Tom Gorzelanny will be recalled from Triple-A Indianapolis to start Saturday's game in place of Jeff Karstens, who will be pushed back two days to start the series opener against the Cubs.
The move allows Karstens to face the team he shut out over six innings in his National League debut on Aug. 1. It also keeps the right-hander fresh. Karstens started the 2007 season on the disabled list with New York and had a 60-day DL stint with a broken right leg in the middle of the season. This year, he has 28 innings in the Majors, as well as 68 2/3 innings in the Yankees' farm system before his trade to Pittsburgh.
"His workload this year has been a lot more than last year," Russell said. "We're monitoring him, giving him a couple extra days here and there. It's just to make sure he's strong and he feels good."
Karstens' start on Monday pushes Ian Snell to Tuesday and puts Jason Davis' status in the air. Paul Maholm will still start Sunday. Davis, like Karstens, has seen more action as a starter than he did last season, when he worked exclusively out of the bullpen.
"Our whole plan is the guys that have thrown more innings than they have last year, we're going to start monitoring that a little bit," Russell said. "It's not that we're going to shut them down or anything. But we'll get to a point with the extra starters that we can give guys extra days between their starts to plan it out that way. Have we got it set in stone yet? No."
With September approaching, another reinforcement is on the way. Right-hander Ross Ohlendorf, picked up with Karstens in the Xavier Nady trade, is 2-3 with a 3.74 ERA in five starts for Indianapolis.

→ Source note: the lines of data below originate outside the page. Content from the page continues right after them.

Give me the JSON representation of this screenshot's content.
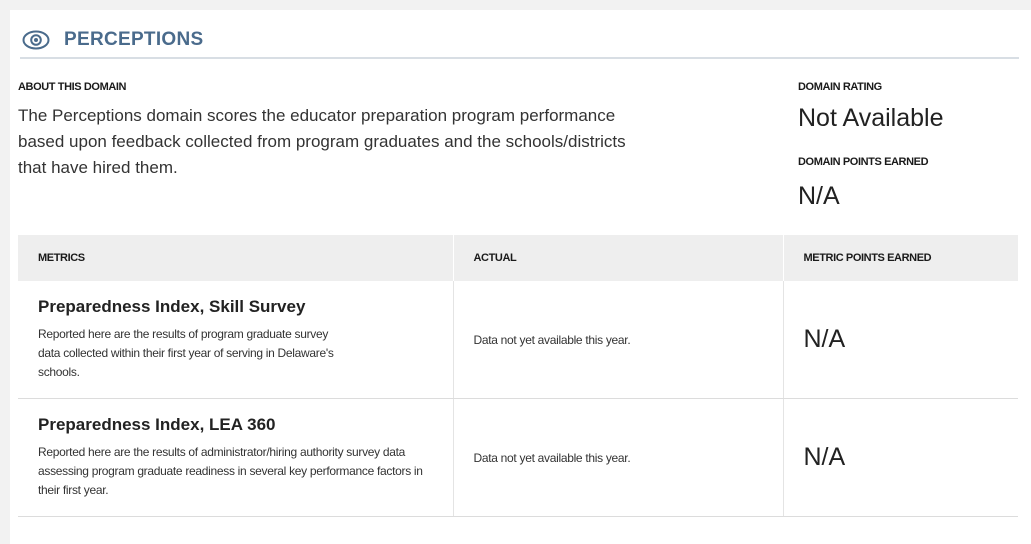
{
  "section": {
    "title": "PERCEPTIONS",
    "icon": "eye-icon",
    "accent_color": "#4a6b8c"
  },
  "about": {
    "label": "ABOUT THIS DOMAIN",
    "text": "The Perceptions domain scores the educator preparation program performance based upon feedback collected from program graduates and the schools/districts that have hired them."
  },
  "rating": {
    "label": "DOMAIN RATING",
    "value": "Not Available"
  },
  "points": {
    "label": "DOMAIN POINTS EARNED",
    "value": "N/A"
  },
  "table": {
    "headers": [
      "METRICS",
      "ACTUAL",
      "METRIC POINTS EARNED"
    ],
    "rows": [
      {
        "name": "Preparedness Index, Skill Survey",
        "description": "Reported here are the results of program graduate survey data collected within their first year of serving in Delaware's schools.",
        "actual": "Data not yet available this year.",
        "points": "N/A"
      },
      {
        "name": "Preparedness Index, LEA 360",
        "description": "Reported here are the results of administrator/hiring authority survey data assessing program graduate readiness in several key performance factors in their first year.",
        "actual": "Data not yet available this year.",
        "points": "N/A"
      }
    ]
  }
}
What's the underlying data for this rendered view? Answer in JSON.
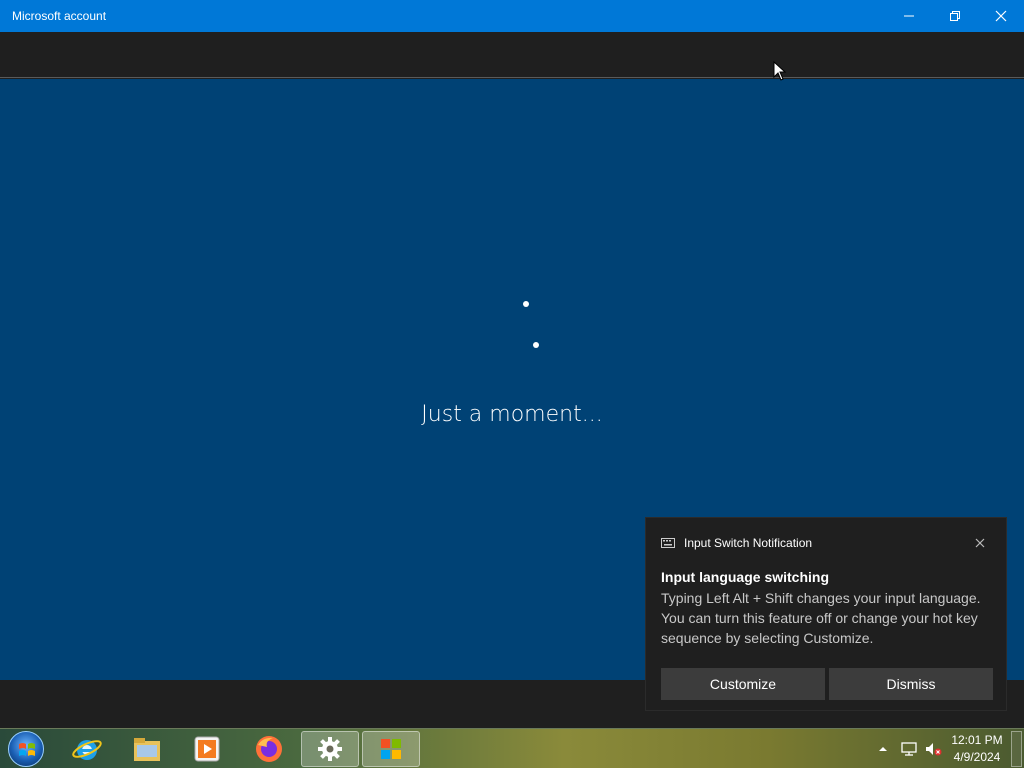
{
  "window": {
    "title": "Microsoft account",
    "controls": {
      "minimize": "minimize-icon",
      "maximize": "restore-icon",
      "close": "close-icon"
    }
  },
  "content": {
    "status_text": "Just a moment...",
    "background_color": "#004275"
  },
  "notification": {
    "app_name": "Input Switch Notification",
    "title": "Input language switching",
    "body": "Typing Left Alt + Shift changes your input language. You can turn this feature off or change your hot key sequence by selecting Customize.",
    "buttons": {
      "customize": "Customize",
      "dismiss": "Dismiss"
    }
  },
  "taskbar": {
    "items": [
      "internet-explorer-icon",
      "file-explorer-icon",
      "media-player-icon",
      "firefox-icon",
      "settings-icon",
      "microsoft-store-icon"
    ],
    "clock": {
      "time": "12:01 PM",
      "date": "4/9/2024"
    }
  },
  "colors": {
    "accent": "#0078d7",
    "dark": "#1f1f1f"
  }
}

"It's no secret when we've got Gorzelanny here now that at some point we'll probably want to get Ohlendorf up here," Russell said. "Now you have seven starters to finish out the year, so some guys are going to pitch more than others."
Nick Zaccardi is an associate reporter for MLB.com. This story was not subject to the approval of Major League Baseball or its clubs.